LONDON: British Prime Minister Boris Johnson, who has faced criticism for his country’s light touch approach to tackling the coronavirus outbreak, is preparing to review its approach and ban mass gatherings, according to government sources Saturday.
Emergency legislation is due to be passed next week in parliament and the ban would come into force from next weekend.
The legislation could see the cancellation of events such as the Wimbledon tennis tournament and the Glastonbury music festival, due to begin at the end of June, as well as major horse races including Royal Ascot and Grand National.
The government’s current plan is to delay the peak of the outbreak until the weather becomes warmer to cushion the blow on the health services, and the advice so far is for people who show symptoms to self isolate for a week.
The health officials advising the government argue that taking drastic measures too early would have only limited benefit and would risk tiring a population before the peak of the crisis.
But many events such as Premier League football matches, the London Marathon and the May local elections have already been suspended or postponed.
Queen Elizabeth II has postponed a number of engagements scheduled for next week “as a precautionary measure”, according to Buckingham Palace.
Her eldest son, Prince Charles, has postponed a trip to Bosnia, Cyprus and Jordan, scheduled to begin next week.
The country has 798 cases of Covid-19 disease linked to the new coronavirus, including 10 deaths, according to latest figures.

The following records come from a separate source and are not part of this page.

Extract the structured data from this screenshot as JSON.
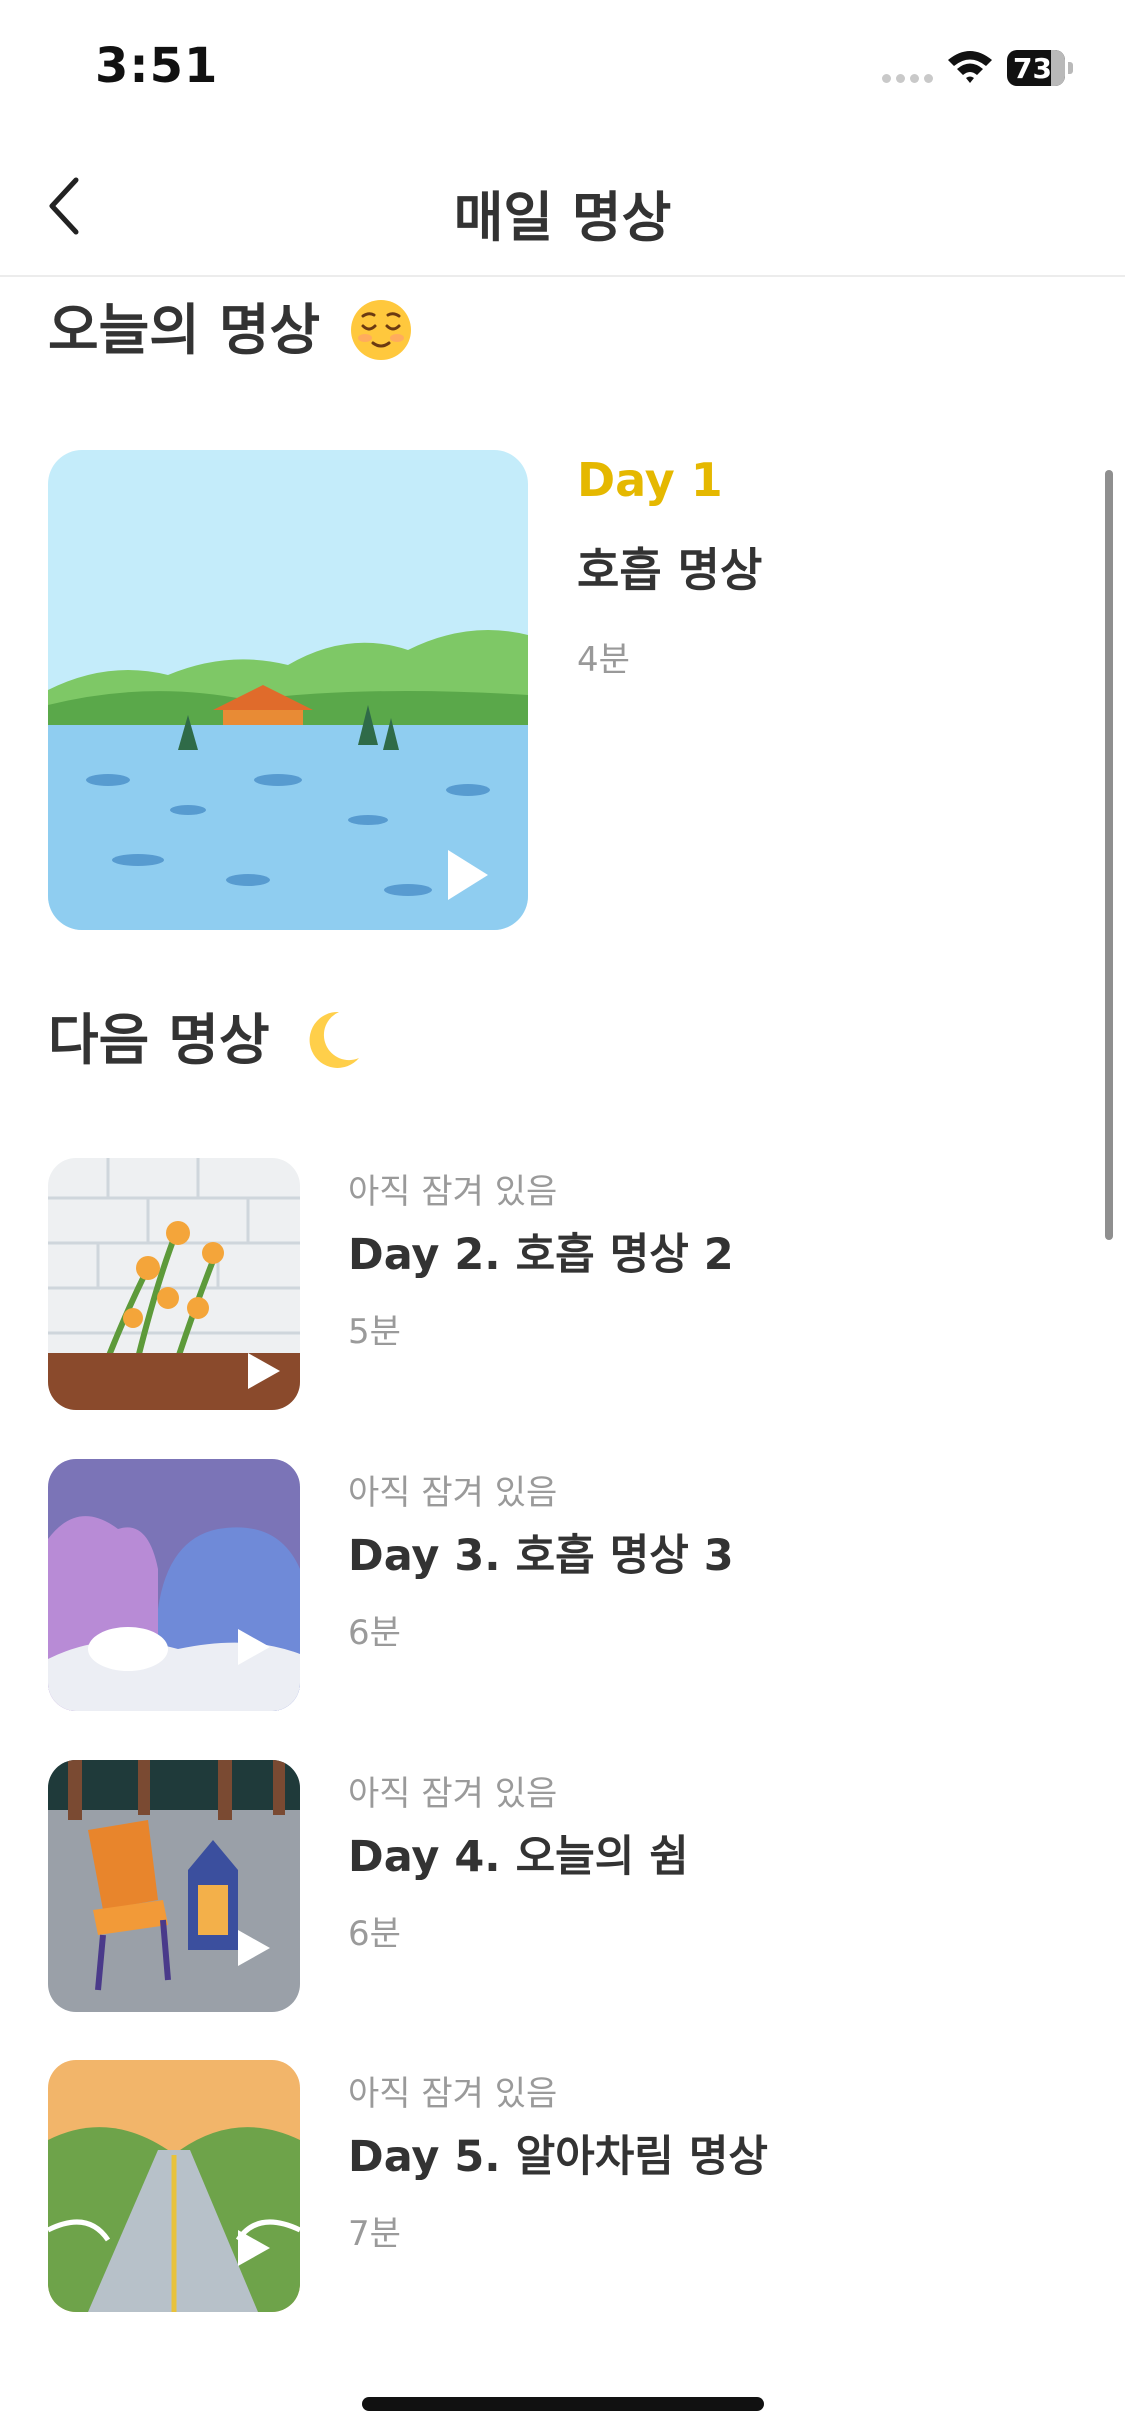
{
  "status_bar": {
    "time": "3:51",
    "battery": "73"
  },
  "nav": {
    "title": "매일 명상",
    "back_icon": "chevron-left-icon"
  },
  "today": {
    "heading": "오늘의 명상",
    "heading_emoji": "relieved-face-emoji",
    "day": "Day 1",
    "name": "호흡 명상",
    "duration": "4분"
  },
  "next": {
    "heading": "다음 명상",
    "heading_emoji": "crescent-moon-emoji",
    "items": [
      {
        "status": "아직 잠겨 있음",
        "title": "Day 2. 호흡 명상 2",
        "duration": "5분"
      },
      {
        "status": "아직 잠겨 있음",
        "title": "Day 3. 호흡 명상 3",
        "duration": "6분"
      },
      {
        "status": "아직 잠겨 있음",
        "title": "Day 4. 오늘의 쉼",
        "duration": "6분"
      },
      {
        "status": "아직 잠겨 있음",
        "title": "Day 5. 알아차림 명상",
        "duration": "7분"
      }
    ]
  },
  "colors": {
    "accent": "#e5b800",
    "text": "#333333",
    "muted": "#9a9a9a"
  }
}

But a senior health official estimated that the number of infected people is more likely to be between 5,000 and 10,000.
Johnson has come under increasing pressure to follow fellow European leaders in cancelling large gatherings, but he has previously said the government would only do so when health officials advised him to do so.
Health experts on Saturday demanded that their colleagues advising the government “urgently and openly share the scientific evidence, data and models it is using to inform its decisions.”
“This transparency is essential to retain the scientific community, healthcare community, and the public’s understanding, co-operation and trust,“ they wrote in a letter to the Times. — AFP